13. American Linden (Tilia americana)
Growing up to 60 to 80 feet, the American Linden tree blooms with fragrant, yellow flowers in June. The fibrous interior bark and aromatic blooms of this American native have been used for millennia. It has one-of-a-kind flowers as well as huge, heart-shaped leaves. Not only is it an excellent source of honey, but it is also used in perfumes and making olive oil.
14. American Planetree (Plantanus occidentalis)
Also known as the American Sycamore, the American Planetree has large, maple-shaped green leaves that turn brown in the fall. It is a wide-canopied deciduous tree with bark sloughing off its trunk in scales or plates, revealing the white bark underneath. It prefers moist soils and grows up to 75 to 100 feet.
15. Hickory (Carya)
At maturity, Hickory trees have clean, upright trunks with greyish scaly bark. They have a sprawling crown that can reach heights of more than 100 feet. The fruit is a nut with a semi-woody husk around it. These trees can be found throughout the eastern and central parts of the United States. Its sturdy wood and delectable nuts make it attractive for a variety of purposes.
16. Black Cherry (Prunus serotina)
Black Cherry is a flowering shade tree that grows to be a medium-sized, wildlife-friendly tree. In May, small, tasty berries bloom, succeeded by white flowers. From August to September, the fruit turns from red to black as it ripens. The fall foliage is a mix of yellow and crimson. As a fast-growing tree, it grows up to 50 to 80 feet.
17. Mountain Laurel (Kalmia latifolia)
Mountain Laurel is an evergreen shrub with wide leaves, growing up to 5 to 15 feet tall. Late in the springtime, the shrub is covered in cup-shaped white to pink blossoms with deeper pink to purple patterns. In addition to New Jersey, it can be found along the east coast, from Maine to Florida, and even Indiana.
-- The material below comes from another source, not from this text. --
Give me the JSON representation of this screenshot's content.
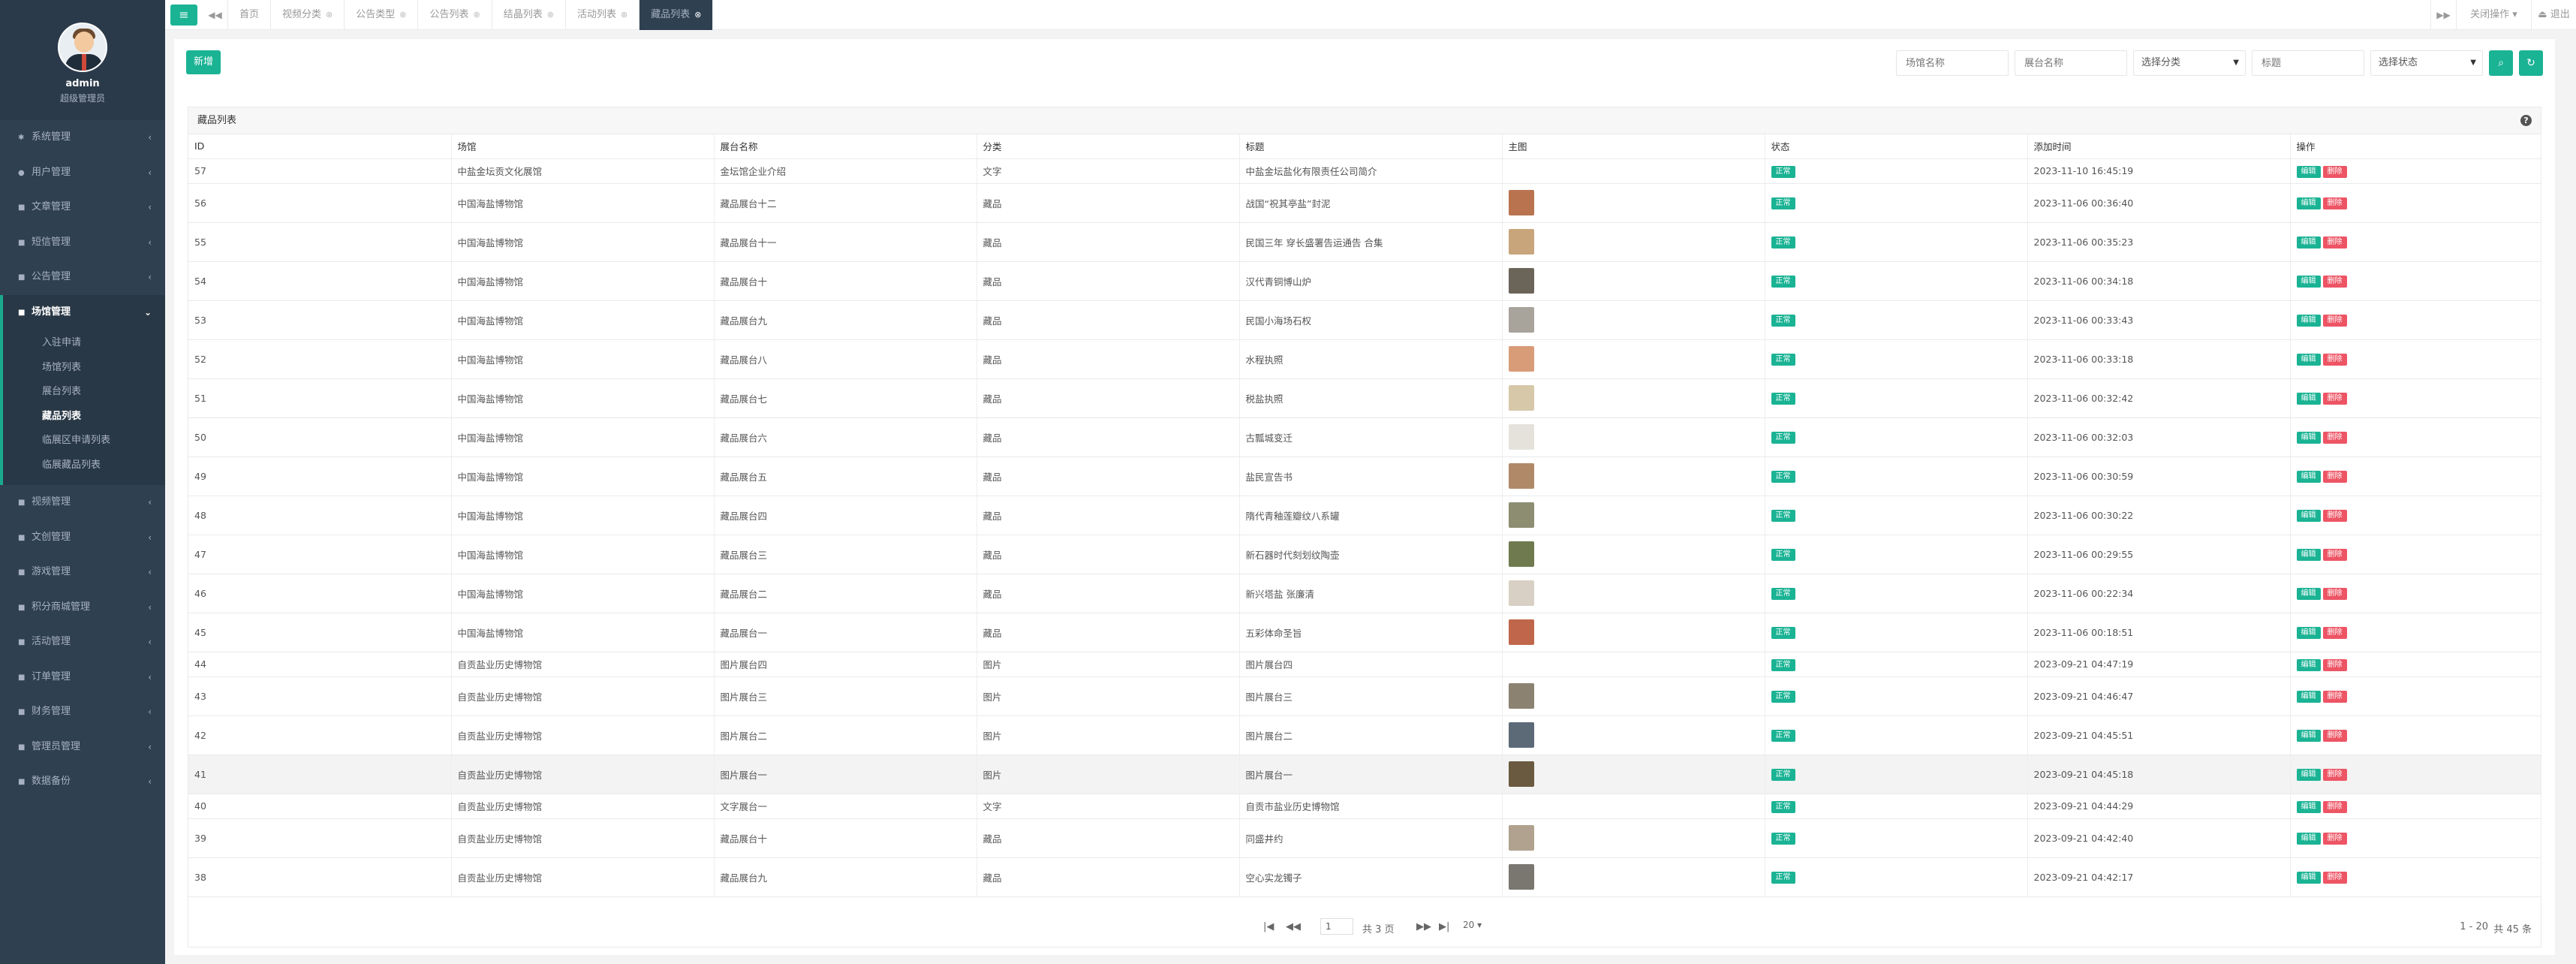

18. Pitch Pine (Pinus rigida)
The Pitch Pine tree is the most common pine tree found in New Jersey’s Pine Barrens. The evergreen tree, sometimes known as torch pine, is exceptionally capable of surviving forest fires due to its thick bark and scruffy exterior. It can reach a height of 60 feet and features yellow-green needles that come in threes.
19. Bald Cypress (Taxodium distichum)
The Bald Cypress is the rarest native tree in New Jersey, reaching up to 50 to 70 feet tall. It is a deciduous tree that grows to be pyramidal in appearance. Before falling, the leaves turn a yellowish-brown color. Some birds are attracted to its little seeds. Bald Cypress thrives in moist environments, although it may also thrive in drier ones.